WHAT THE TASK REQUIRES: What lines of the data include the string "icon"? Copy them all.

(Collected data entries)
Content starts

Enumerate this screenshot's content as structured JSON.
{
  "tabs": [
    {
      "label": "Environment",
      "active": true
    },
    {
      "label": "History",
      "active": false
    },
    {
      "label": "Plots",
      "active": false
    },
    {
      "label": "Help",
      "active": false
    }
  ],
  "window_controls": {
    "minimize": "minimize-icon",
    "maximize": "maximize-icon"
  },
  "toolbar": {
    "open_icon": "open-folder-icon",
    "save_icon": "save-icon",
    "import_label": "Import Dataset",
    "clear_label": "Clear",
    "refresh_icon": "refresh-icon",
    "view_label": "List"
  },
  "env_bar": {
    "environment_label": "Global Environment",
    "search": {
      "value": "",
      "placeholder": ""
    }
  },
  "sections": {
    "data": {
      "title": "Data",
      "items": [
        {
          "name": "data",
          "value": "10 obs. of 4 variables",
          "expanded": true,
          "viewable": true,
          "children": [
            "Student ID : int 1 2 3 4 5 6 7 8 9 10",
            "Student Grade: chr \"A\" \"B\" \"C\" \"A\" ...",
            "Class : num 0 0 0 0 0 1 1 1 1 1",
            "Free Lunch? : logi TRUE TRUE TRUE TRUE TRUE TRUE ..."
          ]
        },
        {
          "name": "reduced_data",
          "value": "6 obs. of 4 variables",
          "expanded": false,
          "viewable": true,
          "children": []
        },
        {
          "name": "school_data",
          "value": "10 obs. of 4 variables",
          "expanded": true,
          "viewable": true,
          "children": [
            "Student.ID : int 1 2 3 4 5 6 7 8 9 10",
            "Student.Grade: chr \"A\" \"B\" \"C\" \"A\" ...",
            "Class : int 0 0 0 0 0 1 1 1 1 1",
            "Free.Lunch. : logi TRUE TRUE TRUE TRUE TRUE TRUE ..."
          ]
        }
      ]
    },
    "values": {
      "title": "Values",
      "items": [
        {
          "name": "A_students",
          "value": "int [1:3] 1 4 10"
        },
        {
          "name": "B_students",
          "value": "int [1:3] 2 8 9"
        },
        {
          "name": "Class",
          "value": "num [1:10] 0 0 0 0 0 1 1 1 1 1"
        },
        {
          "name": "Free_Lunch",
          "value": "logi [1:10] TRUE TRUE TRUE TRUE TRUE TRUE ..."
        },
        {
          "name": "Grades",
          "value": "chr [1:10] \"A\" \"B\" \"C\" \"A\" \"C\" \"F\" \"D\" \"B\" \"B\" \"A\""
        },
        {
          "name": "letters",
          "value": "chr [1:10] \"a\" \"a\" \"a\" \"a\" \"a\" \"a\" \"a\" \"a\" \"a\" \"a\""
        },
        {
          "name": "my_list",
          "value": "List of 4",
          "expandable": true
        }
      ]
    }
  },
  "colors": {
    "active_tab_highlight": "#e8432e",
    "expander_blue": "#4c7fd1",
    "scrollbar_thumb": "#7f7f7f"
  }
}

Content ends

RESULT OF THE EXERCISE:
    "minimize": "minimize-icon",
    "maximize": "maximize-icon"
    "open_icon": "open-folder-icon",
    "save_icon": "save-icon",
    "refresh_icon": "refresh-icon",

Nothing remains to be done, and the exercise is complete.